Super creepy baby grows into super creepy little girl (Mackenzie Foy) who communicates only by jamming her thoughts into other people’s brains, except when required by the plot to ask questions like “Mommy, why are the bad people trying to kill me?” (I guess that’s why they all love her – she MADE them).
Well, you see sweetie, it’s because you’re super creepy.
Renesmee’s creepiness does freak out OTHER people though. And they report her existence to the Italian vampire ruling class – the Volturi. The penalty for making a vampire baby is death, so Aro (Michael Sheen) and his super creepy minions Jane (Dakota Fanning) and Alec (Cameron Bright) head to Washington to take care of business.
Read: stare them creepily to death.
Apparently they have decided to mail themselves to Washington by international ground parcel, though, because it takes them about three months to get there, during which time the Cullens have managed to round up an entire army of superpowered vampires who also hate the Volturi. Most of their superpowers are variations of the super creepy staring superpower that Edward and Bella seem to share, along with the super lack of personality shared by everyone in this series.
Oh well. At lease Lee Pace is nice to look at.
All this is way more boring than it needs to be and lasts approximately 100 years. Finally, around the time that the popcorn left in the bottom of your bucket has become sentient and started writing its own insipid vampire love stories, the final showdown arrives. In the book, the climax is a lot of epic standing followed by the Volturi giving up and going home (no, I’m not making that up. I wish I was).
And then they all went home. The end.
Thankfully director Bill Condon (no points for guessing what his unfortunate childhood nickname was) realized that you cannot spend two hours building up to a climax that doesn’t happen in a movie, so they do actually have some action. But they have to tweak the plot a little bit. I didn’t think it was possible, but the new ending is actually EVEN CHEAPER than the old one. When it happened, I was cackling like a mad witch and my friend actually shouted “WHAT?!? THIS IS BULLSH**!”
And then they all went for a leisurely fake jog. The end.

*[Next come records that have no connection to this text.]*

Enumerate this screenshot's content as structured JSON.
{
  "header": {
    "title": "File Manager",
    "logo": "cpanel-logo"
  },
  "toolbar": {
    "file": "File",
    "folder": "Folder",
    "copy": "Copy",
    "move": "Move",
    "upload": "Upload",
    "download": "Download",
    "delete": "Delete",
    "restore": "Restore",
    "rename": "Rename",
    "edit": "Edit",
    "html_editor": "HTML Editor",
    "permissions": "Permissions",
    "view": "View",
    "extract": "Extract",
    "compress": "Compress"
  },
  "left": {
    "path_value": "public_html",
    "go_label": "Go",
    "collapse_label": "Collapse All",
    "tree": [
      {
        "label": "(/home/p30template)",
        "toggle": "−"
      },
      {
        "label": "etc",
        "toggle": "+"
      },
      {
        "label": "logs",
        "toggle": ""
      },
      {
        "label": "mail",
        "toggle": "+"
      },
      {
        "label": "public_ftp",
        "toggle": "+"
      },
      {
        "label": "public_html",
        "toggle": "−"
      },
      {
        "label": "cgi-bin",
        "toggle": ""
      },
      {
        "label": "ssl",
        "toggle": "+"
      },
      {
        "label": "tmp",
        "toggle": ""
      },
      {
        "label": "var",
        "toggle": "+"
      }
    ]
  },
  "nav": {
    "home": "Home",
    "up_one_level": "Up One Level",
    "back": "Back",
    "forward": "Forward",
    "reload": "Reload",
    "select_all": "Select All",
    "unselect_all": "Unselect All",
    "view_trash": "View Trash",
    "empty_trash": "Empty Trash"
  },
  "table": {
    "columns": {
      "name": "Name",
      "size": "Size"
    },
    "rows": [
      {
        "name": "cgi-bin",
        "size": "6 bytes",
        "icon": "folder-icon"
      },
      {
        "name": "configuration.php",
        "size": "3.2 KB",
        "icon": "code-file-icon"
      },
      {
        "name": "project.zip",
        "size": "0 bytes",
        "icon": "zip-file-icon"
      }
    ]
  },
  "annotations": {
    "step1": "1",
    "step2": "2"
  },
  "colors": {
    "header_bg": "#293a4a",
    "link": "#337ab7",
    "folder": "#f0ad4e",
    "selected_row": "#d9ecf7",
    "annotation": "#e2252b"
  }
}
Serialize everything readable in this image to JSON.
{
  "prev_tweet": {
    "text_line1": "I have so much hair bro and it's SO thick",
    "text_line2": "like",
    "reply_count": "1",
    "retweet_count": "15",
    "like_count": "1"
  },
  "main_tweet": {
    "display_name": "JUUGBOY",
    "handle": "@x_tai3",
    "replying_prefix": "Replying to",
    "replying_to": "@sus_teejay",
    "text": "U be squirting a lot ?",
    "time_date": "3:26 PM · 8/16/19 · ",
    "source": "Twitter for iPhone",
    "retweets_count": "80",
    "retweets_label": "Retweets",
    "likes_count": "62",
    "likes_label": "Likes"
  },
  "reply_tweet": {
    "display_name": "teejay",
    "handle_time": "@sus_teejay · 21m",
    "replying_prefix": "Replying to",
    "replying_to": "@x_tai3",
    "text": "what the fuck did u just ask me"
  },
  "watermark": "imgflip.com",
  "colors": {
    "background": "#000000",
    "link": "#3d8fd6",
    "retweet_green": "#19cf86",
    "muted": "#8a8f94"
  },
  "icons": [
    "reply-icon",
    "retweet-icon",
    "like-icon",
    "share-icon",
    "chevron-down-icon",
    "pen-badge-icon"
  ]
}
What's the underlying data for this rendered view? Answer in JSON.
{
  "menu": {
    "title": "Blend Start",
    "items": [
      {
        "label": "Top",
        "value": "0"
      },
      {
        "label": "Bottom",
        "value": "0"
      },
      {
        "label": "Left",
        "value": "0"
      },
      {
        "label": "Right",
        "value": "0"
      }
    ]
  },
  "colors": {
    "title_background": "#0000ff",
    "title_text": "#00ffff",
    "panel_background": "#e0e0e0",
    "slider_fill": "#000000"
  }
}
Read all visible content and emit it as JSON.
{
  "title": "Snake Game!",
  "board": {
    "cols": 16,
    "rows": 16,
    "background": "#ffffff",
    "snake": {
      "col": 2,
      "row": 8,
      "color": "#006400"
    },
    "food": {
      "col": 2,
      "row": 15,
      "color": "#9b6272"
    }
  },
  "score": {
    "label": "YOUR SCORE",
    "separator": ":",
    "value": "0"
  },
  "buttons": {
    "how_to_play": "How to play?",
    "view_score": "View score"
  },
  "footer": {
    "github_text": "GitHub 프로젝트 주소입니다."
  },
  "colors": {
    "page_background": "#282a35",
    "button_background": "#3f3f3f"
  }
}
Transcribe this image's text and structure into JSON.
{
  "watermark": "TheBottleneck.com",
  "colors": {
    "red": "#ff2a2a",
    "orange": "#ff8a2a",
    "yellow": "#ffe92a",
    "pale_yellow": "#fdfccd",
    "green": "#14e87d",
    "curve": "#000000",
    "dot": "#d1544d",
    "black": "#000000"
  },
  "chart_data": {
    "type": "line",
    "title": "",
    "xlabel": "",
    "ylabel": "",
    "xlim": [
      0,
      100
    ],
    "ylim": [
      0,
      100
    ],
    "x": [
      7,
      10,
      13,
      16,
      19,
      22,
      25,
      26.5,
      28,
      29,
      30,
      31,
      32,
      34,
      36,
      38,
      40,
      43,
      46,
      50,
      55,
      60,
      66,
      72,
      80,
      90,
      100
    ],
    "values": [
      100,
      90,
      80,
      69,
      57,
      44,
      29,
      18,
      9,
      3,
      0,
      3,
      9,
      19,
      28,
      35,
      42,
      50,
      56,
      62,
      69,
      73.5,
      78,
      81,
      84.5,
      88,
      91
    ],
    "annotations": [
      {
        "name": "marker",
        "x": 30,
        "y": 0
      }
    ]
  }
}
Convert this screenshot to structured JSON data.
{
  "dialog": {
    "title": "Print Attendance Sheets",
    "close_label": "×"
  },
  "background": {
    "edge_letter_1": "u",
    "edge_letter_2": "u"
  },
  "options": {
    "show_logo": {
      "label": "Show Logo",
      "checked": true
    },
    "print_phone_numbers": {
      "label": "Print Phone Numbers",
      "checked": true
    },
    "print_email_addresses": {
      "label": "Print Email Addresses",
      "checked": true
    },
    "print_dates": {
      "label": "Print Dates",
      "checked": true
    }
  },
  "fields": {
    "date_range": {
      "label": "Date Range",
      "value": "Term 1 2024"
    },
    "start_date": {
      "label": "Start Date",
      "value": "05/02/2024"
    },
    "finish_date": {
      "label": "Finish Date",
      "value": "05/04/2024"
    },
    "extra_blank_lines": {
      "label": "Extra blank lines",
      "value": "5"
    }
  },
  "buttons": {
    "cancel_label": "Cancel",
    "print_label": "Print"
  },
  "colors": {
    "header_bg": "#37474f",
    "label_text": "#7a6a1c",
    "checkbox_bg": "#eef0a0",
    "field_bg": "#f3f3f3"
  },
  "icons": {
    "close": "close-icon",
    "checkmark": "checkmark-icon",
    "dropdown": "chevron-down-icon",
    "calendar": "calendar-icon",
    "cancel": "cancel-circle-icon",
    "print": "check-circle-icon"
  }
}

If you’re a Twilight fan, you will love this movie. It’s sappy, it’s trite, and it ends with a montage that will rival the one the graduating committee played at your high school prom. There is a moment in which you will feel, as my other friend put it, that you have fallen into a parallel universe, but in the end you will love it. Everyone else: you can approximate the experience of seeing Breaking Dawn Part 2 by watching the soap opera channel for about six and a half hours.